◆ WHAT YOU WILL DO
Produce all the records again exactly as they stand.

***

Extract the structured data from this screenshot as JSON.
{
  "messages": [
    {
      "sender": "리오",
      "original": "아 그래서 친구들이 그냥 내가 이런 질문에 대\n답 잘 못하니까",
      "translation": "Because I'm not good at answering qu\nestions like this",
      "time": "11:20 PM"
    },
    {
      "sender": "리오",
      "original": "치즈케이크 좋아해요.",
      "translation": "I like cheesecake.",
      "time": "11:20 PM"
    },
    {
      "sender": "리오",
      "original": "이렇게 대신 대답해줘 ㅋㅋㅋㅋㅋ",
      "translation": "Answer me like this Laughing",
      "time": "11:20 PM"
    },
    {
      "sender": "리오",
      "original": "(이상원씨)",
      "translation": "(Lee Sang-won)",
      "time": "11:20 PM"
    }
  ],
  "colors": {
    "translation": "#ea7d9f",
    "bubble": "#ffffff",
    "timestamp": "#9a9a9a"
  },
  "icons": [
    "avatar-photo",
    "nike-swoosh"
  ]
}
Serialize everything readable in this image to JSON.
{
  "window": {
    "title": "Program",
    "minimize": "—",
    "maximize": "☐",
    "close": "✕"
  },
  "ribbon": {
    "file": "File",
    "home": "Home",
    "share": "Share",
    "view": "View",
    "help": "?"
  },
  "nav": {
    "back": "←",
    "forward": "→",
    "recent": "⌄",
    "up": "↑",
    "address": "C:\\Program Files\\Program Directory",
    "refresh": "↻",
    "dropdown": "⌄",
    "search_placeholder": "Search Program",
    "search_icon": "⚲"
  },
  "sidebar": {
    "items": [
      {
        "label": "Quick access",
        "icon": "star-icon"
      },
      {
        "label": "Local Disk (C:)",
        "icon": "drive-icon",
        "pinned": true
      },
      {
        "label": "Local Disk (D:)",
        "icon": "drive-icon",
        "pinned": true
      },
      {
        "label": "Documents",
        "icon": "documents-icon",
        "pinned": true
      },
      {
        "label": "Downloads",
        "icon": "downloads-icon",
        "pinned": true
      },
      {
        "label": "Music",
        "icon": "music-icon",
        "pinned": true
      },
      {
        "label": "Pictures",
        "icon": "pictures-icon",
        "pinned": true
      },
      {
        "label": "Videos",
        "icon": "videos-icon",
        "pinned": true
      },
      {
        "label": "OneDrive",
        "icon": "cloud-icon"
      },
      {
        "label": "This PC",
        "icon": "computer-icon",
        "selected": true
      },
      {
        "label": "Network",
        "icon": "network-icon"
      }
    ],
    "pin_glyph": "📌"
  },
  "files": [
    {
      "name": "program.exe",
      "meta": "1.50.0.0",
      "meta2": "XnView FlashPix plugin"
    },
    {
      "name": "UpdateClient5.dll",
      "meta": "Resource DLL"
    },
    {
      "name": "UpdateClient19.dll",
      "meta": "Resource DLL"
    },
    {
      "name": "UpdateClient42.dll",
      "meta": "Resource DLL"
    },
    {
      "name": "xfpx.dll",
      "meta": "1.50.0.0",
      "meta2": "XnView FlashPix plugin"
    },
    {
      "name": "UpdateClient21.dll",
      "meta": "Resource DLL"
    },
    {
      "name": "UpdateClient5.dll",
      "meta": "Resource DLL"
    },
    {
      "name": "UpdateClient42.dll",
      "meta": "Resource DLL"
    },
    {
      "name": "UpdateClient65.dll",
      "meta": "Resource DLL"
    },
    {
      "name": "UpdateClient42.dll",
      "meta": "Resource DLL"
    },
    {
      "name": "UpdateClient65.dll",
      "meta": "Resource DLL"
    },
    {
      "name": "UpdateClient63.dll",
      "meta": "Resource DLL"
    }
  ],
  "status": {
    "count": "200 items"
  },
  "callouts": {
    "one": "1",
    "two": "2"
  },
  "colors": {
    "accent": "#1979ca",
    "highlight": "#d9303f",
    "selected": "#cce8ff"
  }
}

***

◆ ANSWER FOR THE TASK
Extract the structured data from this screenshot as JSON.
{
  "messages": [
    {
      "sender": "리오",
      "original": "아 그래서 친구들이 그냥 내가 이런 질문에 대\n답 잘 못하니까",
      "translation": "Because I'm not good at answering qu\nestions like this",
      "time": "11:20 PM"
    },
    {
      "sender": "리오",
      "original": "치즈케이크 좋아해요.",
      "translation": "I like cheesecake.",
      "time": "11:20 PM"
    },
    {
      "sender": "리오",
      "original": "이렇게 대신 대답해줘 ㅋㅋㅋㅋㅋ",
      "translation": "Answer me like this Laughing",
      "time": "11:20 PM"
    },
    {
      "sender": "리오",
      "original": "(이상원씨)",
      "translation": "(Lee Sang-won)",
      "time": "11:20 PM"
    }
  ],
  "colors": {
    "translation": "#ea7d9f",
    "bubble": "#ffffff",
    "timestamp": "#9a9a9a"
  },
  "icons": [
    "avatar-photo",
    "nike-swoosh"
  ]
}
Serialize everything readable in this image to JSON.
{
  "window": {
    "title": "Program",
    "minimize": "—",
    "maximize": "☐",
    "close": "✕"
  },
  "ribbon": {
    "file": "File",
    "home": "Home",
    "share": "Share",
    "view": "View",
    "help": "?"
  },
  "nav": {
    "back": "←",
    "forward": "→",
    "recent": "⌄",
    "up": "↑",
    "address": "C:\\Program Files\\Program Directory",
    "refresh": "↻",
    "dropdown": "⌄",
    "search_placeholder": "Search Program",
    "search_icon": "⚲"
  },
  "sidebar": {
    "items": [
      {
        "label": "Quick access",
        "icon": "star-icon"
      },
      {
        "label": "Local Disk (C:)",
        "icon": "drive-icon",
        "pinned": true
      },
      {
        "label": "Local Disk (D:)",
        "icon": "drive-icon",
        "pinned": true
      },
      {
        "label": "Documents",
        "icon": "documents-icon",
        "pinned": true
      },
      {
        "label": "Downloads",
        "icon": "downloads-icon",
        "pinned": true
      },
      {
        "label": "Music",
        "icon": "music-icon",
        "pinned": true
      },
      {
        "label": "Pictures",
        "icon": "pictures-icon",
        "pinned": true
      },
      {
        "label": "Videos",
        "icon": "videos-icon",
        "pinned": true
      },
      {
        "label": "OneDrive",
        "icon": "cloud-icon"
      },
      {
        "label": "This PC",
        "icon": "computer-icon",
        "selected": true
      },
      {
        "label": "Network",
        "icon": "network-icon"
      }
    ],
    "pin_glyph": "📌"
  },
  "files": [
    {
      "name": "program.exe",
      "meta": "1.50.0.0",
      "meta2": "XnView FlashPix plugin"
    },
    {
      "name": "UpdateClient5.dll",
      "meta": "Resource DLL"
    },
    {
      "name": "UpdateClient19.dll",
      "meta": "Resource DLL"
    },
    {
      "name": "UpdateClient42.dll",
      "meta": "Resource DLL"
    },
    {
      "name": "xfpx.dll",
      "meta": "1.50.0.0",
      "meta2": "XnView FlashPix plugin"
    },
    {
      "name": "UpdateClient21.dll",
      "meta": "Resource DLL"
    },
    {
      "name": "UpdateClient5.dll",
      "meta": "Resource DLL"
    },
    {
      "name": "UpdateClient42.dll",
      "meta": "Resource DLL"
    },
    {
      "name": "UpdateClient65.dll",
      "meta": "Resource DLL"
    },
    {
      "name": "UpdateClient42.dll",
      "meta": "Resource DLL"
    },
    {
      "name": "UpdateClient65.dll",
      "meta": "Resource DLL"
    },
    {
      "name": "UpdateClient63.dll",
      "meta": "Resource DLL"
    }
  ],
  "status": {
    "count": "200 items"
  },
  "callouts": {
    "one": "1",
    "two": "2"
  },
  "colors": {
    "accent": "#1979ca",
    "highlight": "#d9303f",
    "selected": "#cce8ff"
  }
}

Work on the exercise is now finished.